▼▼▼
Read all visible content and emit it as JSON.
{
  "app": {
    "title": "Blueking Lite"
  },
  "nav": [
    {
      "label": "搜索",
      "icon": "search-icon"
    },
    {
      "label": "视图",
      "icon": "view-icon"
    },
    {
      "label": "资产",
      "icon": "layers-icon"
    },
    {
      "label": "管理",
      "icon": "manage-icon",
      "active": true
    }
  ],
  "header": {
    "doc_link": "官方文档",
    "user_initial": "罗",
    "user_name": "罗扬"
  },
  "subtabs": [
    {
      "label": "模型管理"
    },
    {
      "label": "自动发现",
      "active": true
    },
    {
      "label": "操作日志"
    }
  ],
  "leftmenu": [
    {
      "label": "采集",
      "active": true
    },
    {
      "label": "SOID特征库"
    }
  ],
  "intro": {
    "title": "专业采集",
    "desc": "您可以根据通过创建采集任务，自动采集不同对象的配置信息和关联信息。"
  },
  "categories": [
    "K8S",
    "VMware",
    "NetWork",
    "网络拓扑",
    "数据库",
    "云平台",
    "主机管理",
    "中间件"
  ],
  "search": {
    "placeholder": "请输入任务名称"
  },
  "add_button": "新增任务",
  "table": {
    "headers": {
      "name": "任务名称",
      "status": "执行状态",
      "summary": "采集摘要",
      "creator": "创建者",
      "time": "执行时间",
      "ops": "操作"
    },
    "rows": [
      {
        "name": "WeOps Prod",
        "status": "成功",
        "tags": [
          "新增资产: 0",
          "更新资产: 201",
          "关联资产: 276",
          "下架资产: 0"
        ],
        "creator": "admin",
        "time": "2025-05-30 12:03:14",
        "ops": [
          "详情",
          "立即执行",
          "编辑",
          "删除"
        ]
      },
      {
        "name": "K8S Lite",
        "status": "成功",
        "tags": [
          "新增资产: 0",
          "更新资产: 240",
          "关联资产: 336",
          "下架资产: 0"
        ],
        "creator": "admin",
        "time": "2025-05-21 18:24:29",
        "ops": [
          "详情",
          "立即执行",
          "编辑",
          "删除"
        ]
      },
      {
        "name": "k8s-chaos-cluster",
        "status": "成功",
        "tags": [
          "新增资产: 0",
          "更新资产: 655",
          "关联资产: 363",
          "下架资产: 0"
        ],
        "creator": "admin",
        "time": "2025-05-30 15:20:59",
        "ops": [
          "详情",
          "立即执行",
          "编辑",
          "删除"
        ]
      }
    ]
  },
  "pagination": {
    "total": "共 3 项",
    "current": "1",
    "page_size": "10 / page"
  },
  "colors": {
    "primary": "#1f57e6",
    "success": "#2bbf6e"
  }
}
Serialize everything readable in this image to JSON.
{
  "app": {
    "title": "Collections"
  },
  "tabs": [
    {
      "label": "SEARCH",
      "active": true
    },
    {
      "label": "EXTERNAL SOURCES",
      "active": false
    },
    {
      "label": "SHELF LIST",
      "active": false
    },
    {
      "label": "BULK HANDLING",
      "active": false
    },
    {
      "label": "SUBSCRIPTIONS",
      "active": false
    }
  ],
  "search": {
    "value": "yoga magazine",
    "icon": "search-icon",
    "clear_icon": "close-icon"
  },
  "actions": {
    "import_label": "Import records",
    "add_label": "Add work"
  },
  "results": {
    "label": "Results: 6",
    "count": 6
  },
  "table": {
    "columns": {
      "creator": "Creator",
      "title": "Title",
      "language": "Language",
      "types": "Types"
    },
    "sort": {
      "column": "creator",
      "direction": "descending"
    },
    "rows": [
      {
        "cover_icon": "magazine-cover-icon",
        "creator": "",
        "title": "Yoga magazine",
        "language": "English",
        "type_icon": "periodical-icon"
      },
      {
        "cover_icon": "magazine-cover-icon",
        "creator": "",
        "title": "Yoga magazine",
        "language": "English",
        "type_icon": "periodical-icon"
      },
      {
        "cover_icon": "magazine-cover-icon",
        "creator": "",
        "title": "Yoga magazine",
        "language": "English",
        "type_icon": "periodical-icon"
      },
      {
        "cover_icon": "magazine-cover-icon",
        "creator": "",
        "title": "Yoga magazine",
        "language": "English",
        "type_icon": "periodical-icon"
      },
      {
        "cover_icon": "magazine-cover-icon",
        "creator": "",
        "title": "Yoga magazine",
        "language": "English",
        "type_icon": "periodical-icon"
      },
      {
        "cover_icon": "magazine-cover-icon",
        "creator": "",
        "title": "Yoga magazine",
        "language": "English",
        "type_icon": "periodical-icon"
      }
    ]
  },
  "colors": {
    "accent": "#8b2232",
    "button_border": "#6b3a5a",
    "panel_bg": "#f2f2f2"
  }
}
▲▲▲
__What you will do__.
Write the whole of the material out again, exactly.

__Answer to the exercise__.
Read all visible content and emit it as JSON.
{
  "app": {
    "title": "Blueking Lite"
  },
  "nav": [
    {
      "label": "搜索",
      "icon": "search-icon"
    },
    {
      "label": "视图",
      "icon": "view-icon"
    },
    {
      "label": "资产",
      "icon": "layers-icon"
    },
    {
      "label": "管理",
      "icon": "manage-icon",
      "active": true
    }
  ],
  "header": {
    "doc_link": "官方文档",
    "user_initial": "罗",
    "user_name": "罗扬"
  },
  "subtabs": [
    {
      "label": "模型管理"
    },
    {
      "label": "自动发现",
      "active": true
    },
    {
      "label": "操作日志"
    }
  ],
  "leftmenu": [
    {
      "label": "采集",
      "active": true
    },
    {
      "label": "SOID特征库"
    }
  ],
  "intro": {
    "title": "专业采集",
    "desc": "您可以根据通过创建采集任务，自动采集不同对象的配置信息和关联信息。"
  },
  "categories": [
    "K8S",
    "VMware",
    "NetWork",
    "网络拓扑",
    "数据库",
    "云平台",
    "主机管理",
    "中间件"
  ],
  "search": {
    "placeholder": "请输入任务名称"
  },
  "add_button": "新增任务",
  "table": {
    "headers": {
      "name": "任务名称",
      "status": "执行状态",
      "summary": "采集摘要",
      "creator": "创建者",
      "time": "执行时间",
      "ops": "操作"
    },
    "rows": [
      {
        "name": "WeOps Prod",
        "status": "成功",
        "tags": [
          "新增资产: 0",
          "更新资产: 201",
          "关联资产: 276",
          "下架资产: 0"
        ],
        "creator": "admin",
        "time": "2025-05-30 12:03:14",
        "ops": [
          "详情",
          "立即执行",
          "编辑",
          "删除"
        ]
      },
      {
        "name": "K8S Lite",
        "status": "成功",
        "tags": [
          "新增资产: 0",
          "更新资产: 240",
          "关联资产: 336",
          "下架资产: 0"
        ],
        "creator": "admin",
        "time": "2025-05-21 18:24:29",
        "ops": [
          "详情",
          "立即执行",
          "编辑",
          "删除"
        ]
      },
      {
        "name": "k8s-chaos-cluster",
        "status": "成功",
        "tags": [
          "新增资产: 0",
          "更新资产: 655",
          "关联资产: 363",
          "下架资产: 0"
        ],
        "creator": "admin",
        "time": "2025-05-30 15:20:59",
        "ops": [
          "详情",
          "立即执行",
          "编辑",
          "删除"
        ]
      }
    ]
  },
  "pagination": {
    "total": "共 3 项",
    "current": "1",
    "page_size": "10 / page"
  },
  "colors": {
    "primary": "#1f57e6",
    "success": "#2bbf6e"
  }
}
Serialize everything readable in this image to JSON.
{
  "app": {
    "title": "Collections"
  },
  "tabs": [
    {
      "label": "SEARCH",
      "active": true
    },
    {
      "label": "EXTERNAL SOURCES",
      "active": false
    },
    {
      "label": "SHELF LIST",
      "active": false
    },
    {
      "label": "BULK HANDLING",
      "active": false
    },
    {
      "label": "SUBSCRIPTIONS",
      "active": false
    }
  ],
  "search": {
    "value": "yoga magazine",
    "icon": "search-icon",
    "clear_icon": "close-icon"
  },
  "actions": {
    "import_label": "Import records",
    "add_label": "Add work"
  },
  "results": {
    "label": "Results: 6",
    "count": 6
  },
  "table": {
    "columns": {
      "creator": "Creator",
      "title": "Title",
      "language": "Language",
      "types": "Types"
    },
    "sort": {
      "column": "creator",
      "direction": "descending"
    },
    "rows": [
      {
        "cover_icon": "magazine-cover-icon",
        "creator": "",
        "title": "Yoga magazine",
        "language": "English",
        "type_icon": "periodical-icon"
      },
      {
        "cover_icon": "magazine-cover-icon",
        "creator": "",
        "title": "Yoga magazine",
        "language": "English",
        "type_icon": "periodical-icon"
      },
      {
        "cover_icon": "magazine-cover-icon",
        "creator": "",
        "title": "Yoga magazine",
        "language": "English",
        "type_icon": "periodical-icon"
      },
      {
        "cover_icon": "magazine-cover-icon",
        "creator": "",
        "title": "Yoga magazine",
        "language": "English",
        "type_icon": "periodical-icon"
      },
      {
        "cover_icon": "magazine-cover-icon",
        "creator": "",
        "title": "Yoga magazine",
        "language": "English",
        "type_icon": "periodical-icon"
      },
      {
        "cover_icon": "magazine-cover-icon",
        "creator": "",
        "title": "Yoga magazine",
        "language": "English",
        "type_icon": "periodical-icon"
      }
    ]
  },
  "colors": {
    "accent": "#8b2232",
    "button_border": "#6b3a5a",
    "panel_bg": "#f2f2f2"
  }
}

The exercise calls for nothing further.